"Way of the World" kicks off the last quarter of this album and it comes off as so much filler. A fairly unimaginative R & B drum pattern permeates this song. It probably would have been better on a Collins solo album than on a Genesis record. Next up is the best ballad on the album "Since I Lost You". It's one of those big, powerful Collins songs and although it's a love song, there's a bit more emotion involved here and feels a little more lived in than the other ballads, although I could do without the backing vocals. This then leads into one of Genesis' all time great tracks, "Fading Lights". Although it begins rather inconspicuously with drum program and delightful keyboard work, it evolves into one of the most emotional and thought provoking tracks the band has ever recorded. Lyrically, it could be about a variety of topics: The end of Phil's tenure in Genesis, Old Age, a romantic breakup or the loss of a loved one. Musically, it builds and falls away in the classic tradition of many other Genesis tunes and easily sits beside any of their classic songs. A great track to finish off the Collins era of Genesis.
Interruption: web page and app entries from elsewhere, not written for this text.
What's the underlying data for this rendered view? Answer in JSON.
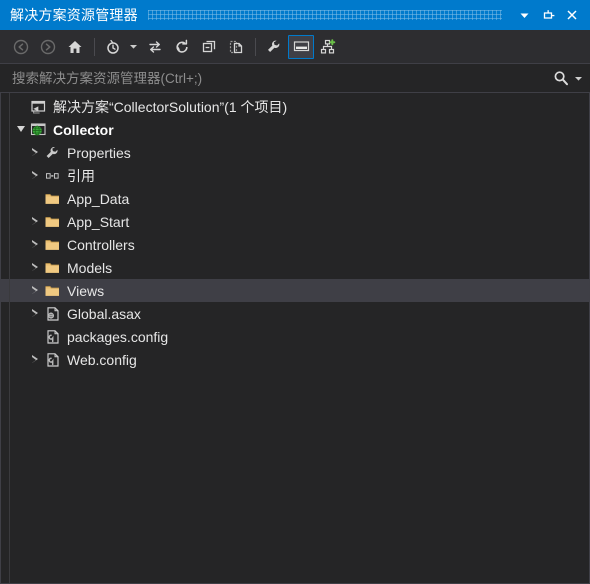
{
  "window": {
    "title": "解决方案资源管理器",
    "accent_color": "#007acc",
    "background_color": "#252526",
    "toolbar_color": "#2d2d30",
    "selection_color": "#3f3f46",
    "controls": [
      {
        "name": "window-menu-dropdown",
        "glyph": "▼",
        "label": "窗口菜单"
      },
      {
        "name": "auto-hide-pin",
        "glyph": "pin",
        "label": "自动隐藏"
      },
      {
        "name": "close-window",
        "glyph": "✕",
        "label": "关闭"
      }
    ]
  },
  "toolbar": {
    "buttons": [
      {
        "name": "back-button",
        "icon": "back-arrow-icon",
        "label": "后退",
        "disabled": true,
        "active": false
      },
      {
        "name": "forward-button",
        "icon": "forward-arrow-icon",
        "label": "前进",
        "disabled": true,
        "active": false
      },
      {
        "name": "home-button",
        "icon": "home-icon",
        "label": "主页",
        "disabled": false,
        "active": false
      },
      {
        "name": "pending-changes-button",
        "icon": "pending-changes-clock-icon",
        "label": "挂起的更改筛选器",
        "disabled": false,
        "active": false
      },
      {
        "name": "sync-with-active-document-button",
        "icon": "sync-arrows-icon",
        "label": "与活动文档同步",
        "disabled": false,
        "active": false
      },
      {
        "name": "refresh-button",
        "icon": "refresh-icon",
        "label": "刷新",
        "disabled": false,
        "active": false
      },
      {
        "name": "collapse-all-button",
        "icon": "collapse-all-icon",
        "label": "全部折叠",
        "disabled": false,
        "active": false
      },
      {
        "name": "show-all-files-button",
        "icon": "show-all-files-icon",
        "label": "显示所有文件",
        "disabled": false,
        "active": false
      },
      {
        "name": "properties-button",
        "icon": "wrench-icon",
        "label": "属性",
        "disabled": false,
        "active": false
      },
      {
        "name": "preview-selected-items-button",
        "icon": "preview-pane-icon",
        "label": "预览选定项",
        "disabled": false,
        "active": true
      },
      {
        "name": "view-code-map-button",
        "icon": "code-map-icon",
        "label": "查看代码图",
        "disabled": false,
        "active": false
      }
    ]
  },
  "search": {
    "placeholder": "搜索解决方案资源管理器(Ctrl+;)",
    "value": "",
    "icon": "search-icon",
    "dropdown_glyph": "▾"
  },
  "tree": {
    "items": [
      {
        "name": "solution-node",
        "label": "解决方案“CollectorSolution”(1 个项目)",
        "icon": "solution-icon",
        "indent": 0,
        "expander": "none",
        "bold": false,
        "selected": false
      },
      {
        "name": "project-collector",
        "label": "Collector",
        "icon": "web-project-icon",
        "indent": 0,
        "expander": "expanded",
        "bold": true,
        "selected": false
      },
      {
        "name": "node-properties",
        "label": "Properties",
        "icon": "wrench-icon",
        "indent": 1,
        "expander": "collapsed",
        "bold": false,
        "selected": false
      },
      {
        "name": "node-references",
        "label": "引用",
        "icon": "references-icon",
        "indent": 1,
        "expander": "collapsed",
        "bold": false,
        "selected": false
      },
      {
        "name": "folder-app-data",
        "label": "App_Data",
        "icon": "folder-icon",
        "indent": 1,
        "expander": "none",
        "bold": false,
        "selected": false
      },
      {
        "name": "folder-app-start",
        "label": "App_Start",
        "icon": "folder-icon",
        "indent": 1,
        "expander": "collapsed",
        "bold": false,
        "selected": false
      },
      {
        "name": "folder-controllers",
        "label": "Controllers",
        "icon": "folder-icon",
        "indent": 1,
        "expander": "collapsed",
        "bold": false,
        "selected": false
      },
      {
        "name": "folder-models",
        "label": "Models",
        "icon": "folder-icon",
        "indent": 1,
        "expander": "collapsed",
        "bold": false,
        "selected": false
      },
      {
        "name": "folder-views",
        "label": "Views",
        "icon": "folder-icon",
        "indent": 1,
        "expander": "collapsed",
        "bold": false,
        "selected": true
      },
      {
        "name": "file-global-asax",
        "label": "Global.asax",
        "icon": "asax-file-icon",
        "indent": 1,
        "expander": "collapsed",
        "bold": false,
        "selected": false
      },
      {
        "name": "file-packages-config",
        "label": "packages.config",
        "icon": "config-file-icon",
        "indent": 1,
        "expander": "none",
        "bold": false,
        "selected": false
      },
      {
        "name": "file-web-config",
        "label": "Web.config",
        "icon": "config-file-icon",
        "indent": 1,
        "expander": "collapsed",
        "bold": false,
        "selected": false
      }
    ]
  }
}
I must also mention the terrific photo's and great art work which grace the album. I have the LP of this which loses a couple of photo's from the CD booklet, but in any case the photo's of the band are quite nice. This album probably won't change anyone's mind about the Collins era, but for those who are somewhat fond of this era of the band will find much to enjoy.